### Extracted records:
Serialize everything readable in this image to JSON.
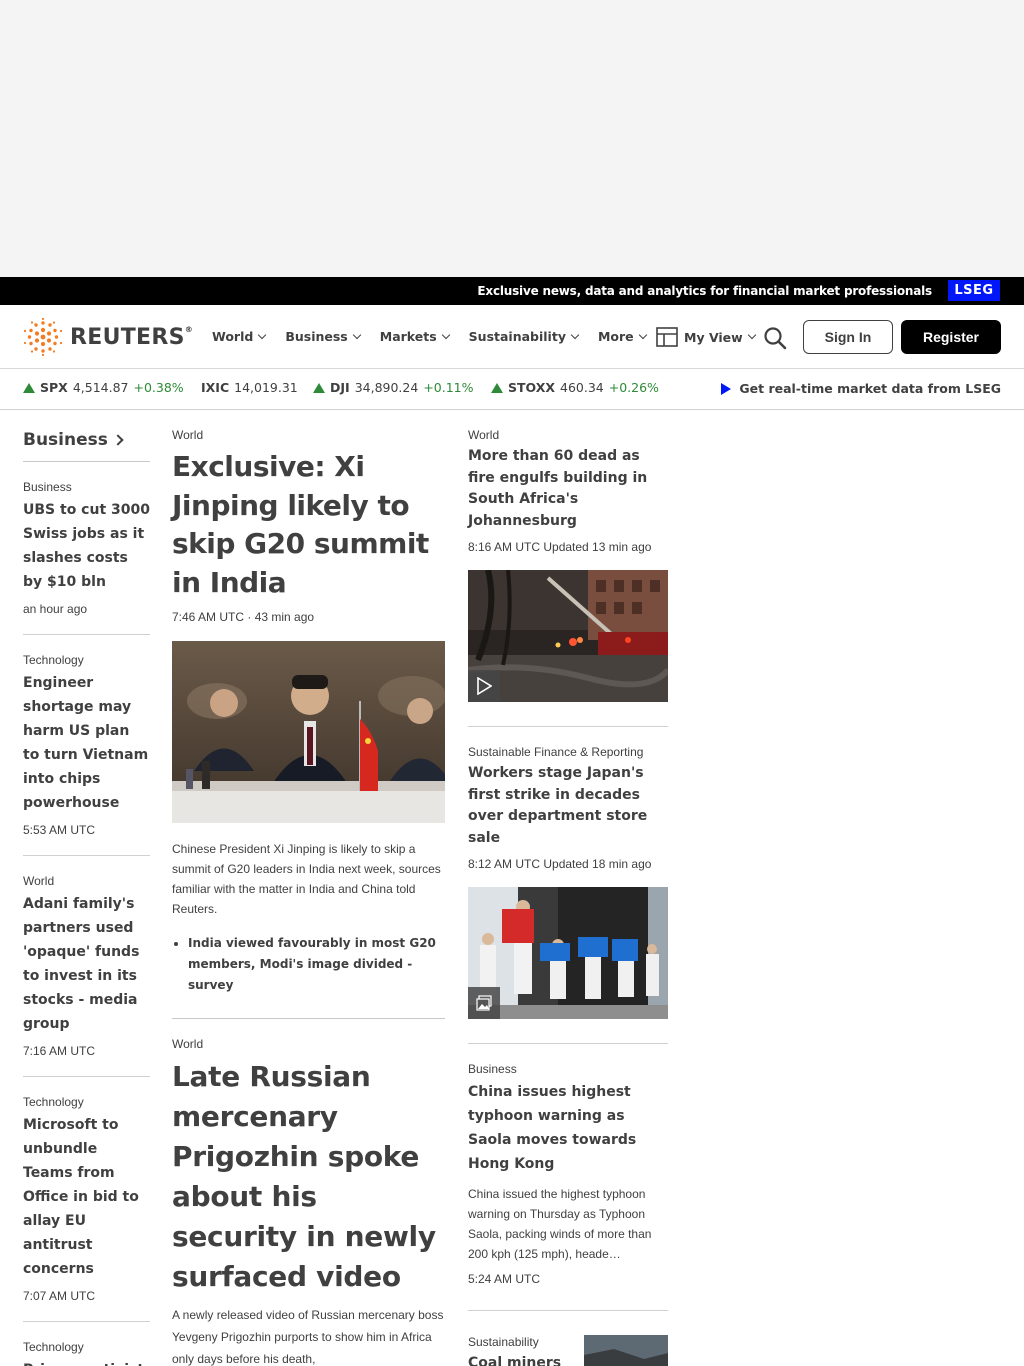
{
  "promo": {
    "text": "Exclusive news, data and analytics for financial market professionals",
    "badge": "LSEG"
  },
  "brand": {
    "name": "REUTERS",
    "mark": "®"
  },
  "nav": {
    "items": [
      {
        "label": "World"
      },
      {
        "label": "Business"
      },
      {
        "label": "Markets"
      },
      {
        "label": "Sustainability"
      },
      {
        "label": "More"
      }
    ],
    "myview": "My View",
    "signin": "Sign In",
    "register": "Register"
  },
  "ticker": [
    {
      "symbol": "SPX",
      "value": "4,514.87",
      "change": "+0.38%",
      "direction": "up"
    },
    {
      "symbol": "IXIC",
      "value": "14,019.31",
      "change": "",
      "direction": "none"
    },
    {
      "symbol": "DJI",
      "value": "34,890.24",
      "change": "+0.11%",
      "direction": "up"
    },
    {
      "symbol": "STOXX",
      "value": "460.34",
      "change": "+0.26%",
      "direction": "up"
    }
  ],
  "lseg_link": "Get real-time market data from LSEG",
  "colors": {
    "accent_blue": "#0018f9",
    "up_green": "#2e8a38",
    "text": "#404040"
  },
  "sidebar": {
    "title": "Business",
    "stories": [
      {
        "kicker": "Business",
        "title": "UBS to cut 3000 Swiss jobs as it slashes costs by $10 bln",
        "time": "an hour ago"
      },
      {
        "kicker": "Technology",
        "title": "Engineer shortage may harm US plan to turn Vietnam into chips powerhouse",
        "time": "5:53 AM UTC"
      },
      {
        "kicker": "World",
        "title": "Adani family's partners used 'opaque' funds to invest in its stocks - media group",
        "time": "7:16 AM UTC"
      },
      {
        "kicker": "Technology",
        "title": "Microsoft to unbundle Teams from Office in bid to allay EU antitrust concerns",
        "time": "7:07 AM UTC"
      },
      {
        "kicker": "Technology",
        "title": "Privacy activist",
        "time": ""
      }
    ]
  },
  "lead": {
    "kicker": "World",
    "title": "Exclusive: Xi Jinping likely to skip G20 summit in India",
    "time": "7:46 AM UTC · 43 min ago",
    "description": "Chinese President Xi Jinping is likely to skip a summit of G20 leaders in India next week, sources familiar with the matter in India and China told Reuters.",
    "bullets": [
      "India viewed favourably in most G20 members, Modi's image divided - survey"
    ]
  },
  "lead2": {
    "kicker": "World",
    "title": "Late Russian mercenary Prigozhin spoke about his security in newly surfaced video",
    "description": "A newly released video of Russian mercenary boss Yevgeny Prigozhin purports to show him in Africa only days before his death,"
  },
  "right": {
    "stories": [
      {
        "kicker": "World",
        "title": "More than 60 dead as fire engulfs building in South Africa's Johannesburg",
        "time": "8:16 AM UTC Updated 13 min ago",
        "media": "video"
      },
      {
        "kicker": "Sustainable Finance & Reporting",
        "title": "Workers stage Japan's first strike in decades over department store sale",
        "time": "8:12 AM UTC Updated 18 min ago",
        "media": "gallery"
      },
      {
        "kicker": "Business",
        "title": "China issues highest typhoon warning as Saola moves towards Hong Kong",
        "description": "China issued the highest typhoon warning on Thursday as Typhoon Saola, packing winds of more than 200 kph (125 mph), heade…",
        "time": "5:24 AM UTC"
      }
    ],
    "small": {
      "kicker": "Sustainability",
      "title": "Coal miners forced to save"
    }
  }
}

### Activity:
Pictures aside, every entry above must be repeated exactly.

### Answer section:
Serialize everything readable in this image to JSON.
{
  "promo": {
    "text": "Exclusive news, data and analytics for financial market professionals",
    "badge": "LSEG"
  },
  "brand": {
    "name": "REUTERS",
    "mark": "®"
  },
  "nav": {
    "items": [
      {
        "label": "World"
      },
      {
        "label": "Business"
      },
      {
        "label": "Markets"
      },
      {
        "label": "Sustainability"
      },
      {
        "label": "More"
      }
    ],
    "myview": "My View",
    "signin": "Sign In",
    "register": "Register"
  },
  "ticker": [
    {
      "symbol": "SPX",
      "value": "4,514.87",
      "change": "+0.38%",
      "direction": "up"
    },
    {
      "symbol": "IXIC",
      "value": "14,019.31",
      "change": "",
      "direction": "none"
    },
    {
      "symbol": "DJI",
      "value": "34,890.24",
      "change": "+0.11%",
      "direction": "up"
    },
    {
      "symbol": "STOXX",
      "value": "460.34",
      "change": "+0.26%",
      "direction": "up"
    }
  ],
  "lseg_link": "Get real-time market data from LSEG",
  "colors": {
    "accent_blue": "#0018f9",
    "up_green": "#2e8a38",
    "text": "#404040"
  },
  "sidebar": {
    "title": "Business",
    "stories": [
      {
        "kicker": "Business",
        "title": "UBS to cut 3000 Swiss jobs as it slashes costs by $10 bln",
        "time": "an hour ago"
      },
      {
        "kicker": "Technology",
        "title": "Engineer shortage may harm US plan to turn Vietnam into chips powerhouse",
        "time": "5:53 AM UTC"
      },
      {
        "kicker": "World",
        "title": "Adani family's partners used 'opaque' funds to invest in its stocks - media group",
        "time": "7:16 AM UTC"
      },
      {
        "kicker": "Technology",
        "title": "Microsoft to unbundle Teams from Office in bid to allay EU antitrust concerns",
        "time": "7:07 AM UTC"
      },
      {
        "kicker": "Technology",
        "title": "Privacy activist",
        "time": ""
      }
    ]
  },
  "lead": {
    "kicker": "World",
    "title": "Exclusive: Xi Jinping likely to skip G20 summit in India",
    "time": "7:46 AM UTC · 43 min ago",
    "description": "Chinese President Xi Jinping is likely to skip a summit of G20 leaders in India next week, sources familiar with the matter in India and China told Reuters.",
    "bullets": [
      "India viewed favourably in most G20 members, Modi's image divided - survey"
    ]
  },
  "lead2": {
    "kicker": "World",
    "title": "Late Russian mercenary Prigozhin spoke about his security in newly surfaced video",
    "description": "A newly released video of Russian mercenary boss Yevgeny Prigozhin purports to show him in Africa only days before his death,"
  },
  "right": {
    "stories": [
      {
        "kicker": "World",
        "title": "More than 60 dead as fire engulfs building in South Africa's Johannesburg",
        "time": "8:16 AM UTC Updated 13 min ago",
        "media": "video"
      },
      {
        "kicker": "Sustainable Finance & Reporting",
        "title": "Workers stage Japan's first strike in decades over department store sale",
        "time": "8:12 AM UTC Updated 18 min ago",
        "media": "gallery"
      },
      {
        "kicker": "Business",
        "title": "China issues highest typhoon warning as Saola moves towards Hong Kong",
        "description": "China issued the highest typhoon warning on Thursday as Typhoon Saola, packing winds of more than 200 kph (125 mph), heade…",
        "time": "5:24 AM UTC"
      }
    ],
    "small": {
      "kicker": "Sustainability",
      "title": "Coal miners forced to save"
    }
  }
}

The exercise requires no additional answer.